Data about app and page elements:

##########

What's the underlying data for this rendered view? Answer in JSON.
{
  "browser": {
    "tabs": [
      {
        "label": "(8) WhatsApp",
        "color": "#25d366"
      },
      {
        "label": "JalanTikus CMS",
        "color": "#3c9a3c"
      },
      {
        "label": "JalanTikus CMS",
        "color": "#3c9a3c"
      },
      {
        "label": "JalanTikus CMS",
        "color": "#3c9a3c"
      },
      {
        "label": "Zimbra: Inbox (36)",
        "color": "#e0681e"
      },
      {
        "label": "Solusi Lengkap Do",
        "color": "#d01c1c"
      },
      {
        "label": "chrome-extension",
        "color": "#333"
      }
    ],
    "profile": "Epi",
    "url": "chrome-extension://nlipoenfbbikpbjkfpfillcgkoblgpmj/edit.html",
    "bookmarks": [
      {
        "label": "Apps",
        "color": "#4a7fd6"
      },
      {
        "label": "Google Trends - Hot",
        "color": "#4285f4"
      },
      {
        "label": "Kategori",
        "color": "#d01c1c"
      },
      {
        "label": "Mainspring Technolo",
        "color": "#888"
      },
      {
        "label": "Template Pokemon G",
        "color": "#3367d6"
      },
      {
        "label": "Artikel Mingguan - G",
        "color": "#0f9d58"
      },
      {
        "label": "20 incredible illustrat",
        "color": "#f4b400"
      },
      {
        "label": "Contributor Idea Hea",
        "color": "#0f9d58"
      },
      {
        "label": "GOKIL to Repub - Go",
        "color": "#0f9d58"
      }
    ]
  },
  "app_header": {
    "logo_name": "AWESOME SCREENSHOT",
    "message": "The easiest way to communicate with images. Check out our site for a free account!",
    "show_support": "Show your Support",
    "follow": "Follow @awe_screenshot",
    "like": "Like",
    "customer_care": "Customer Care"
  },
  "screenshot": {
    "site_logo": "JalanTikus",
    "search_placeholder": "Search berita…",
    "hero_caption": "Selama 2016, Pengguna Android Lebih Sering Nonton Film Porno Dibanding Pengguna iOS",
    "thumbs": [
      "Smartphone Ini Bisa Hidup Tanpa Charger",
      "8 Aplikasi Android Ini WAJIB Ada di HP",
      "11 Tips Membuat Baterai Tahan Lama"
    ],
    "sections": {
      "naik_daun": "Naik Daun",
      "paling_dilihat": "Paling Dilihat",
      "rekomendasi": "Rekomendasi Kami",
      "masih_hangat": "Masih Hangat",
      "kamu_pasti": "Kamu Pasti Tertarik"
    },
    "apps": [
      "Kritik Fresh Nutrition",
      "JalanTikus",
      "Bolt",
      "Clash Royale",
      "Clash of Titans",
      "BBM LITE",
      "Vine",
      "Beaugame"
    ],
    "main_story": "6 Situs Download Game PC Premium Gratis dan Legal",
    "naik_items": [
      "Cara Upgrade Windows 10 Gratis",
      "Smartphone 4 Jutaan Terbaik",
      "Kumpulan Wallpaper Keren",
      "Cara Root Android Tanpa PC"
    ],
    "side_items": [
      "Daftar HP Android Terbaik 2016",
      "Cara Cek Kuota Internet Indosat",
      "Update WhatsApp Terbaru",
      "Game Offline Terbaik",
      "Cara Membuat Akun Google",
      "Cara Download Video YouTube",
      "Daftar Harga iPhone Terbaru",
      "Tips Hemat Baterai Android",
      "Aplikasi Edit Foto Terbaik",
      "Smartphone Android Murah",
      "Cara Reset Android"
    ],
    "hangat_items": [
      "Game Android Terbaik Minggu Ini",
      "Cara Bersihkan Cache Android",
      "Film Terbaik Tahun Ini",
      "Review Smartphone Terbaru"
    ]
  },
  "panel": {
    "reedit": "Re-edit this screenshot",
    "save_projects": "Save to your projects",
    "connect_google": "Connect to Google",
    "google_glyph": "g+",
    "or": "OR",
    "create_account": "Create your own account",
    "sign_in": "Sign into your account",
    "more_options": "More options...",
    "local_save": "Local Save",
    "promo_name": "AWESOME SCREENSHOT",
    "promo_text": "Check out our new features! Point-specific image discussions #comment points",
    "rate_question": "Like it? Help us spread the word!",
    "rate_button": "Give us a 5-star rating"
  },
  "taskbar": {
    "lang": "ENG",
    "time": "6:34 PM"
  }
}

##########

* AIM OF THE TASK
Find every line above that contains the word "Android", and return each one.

* SOLUTION BELOW
    "hero_caption": "Selama 2016, Pengguna Android Lebih Sering Nonton Film Porno Dibanding Pengguna iOS",
      "8 Aplikasi Android Ini WAJIB Ada di HP",
      "Cara Root Android Tanpa PC"
      "Daftar HP Android Terbaik 2016",
      "Tips Hemat Baterai Android",
      "Smartphone Android Murah",
      "Cara Reset Android"
      "Game Android Terbaik Minggu Ini",
      "Cara Bersihkan Cache Android",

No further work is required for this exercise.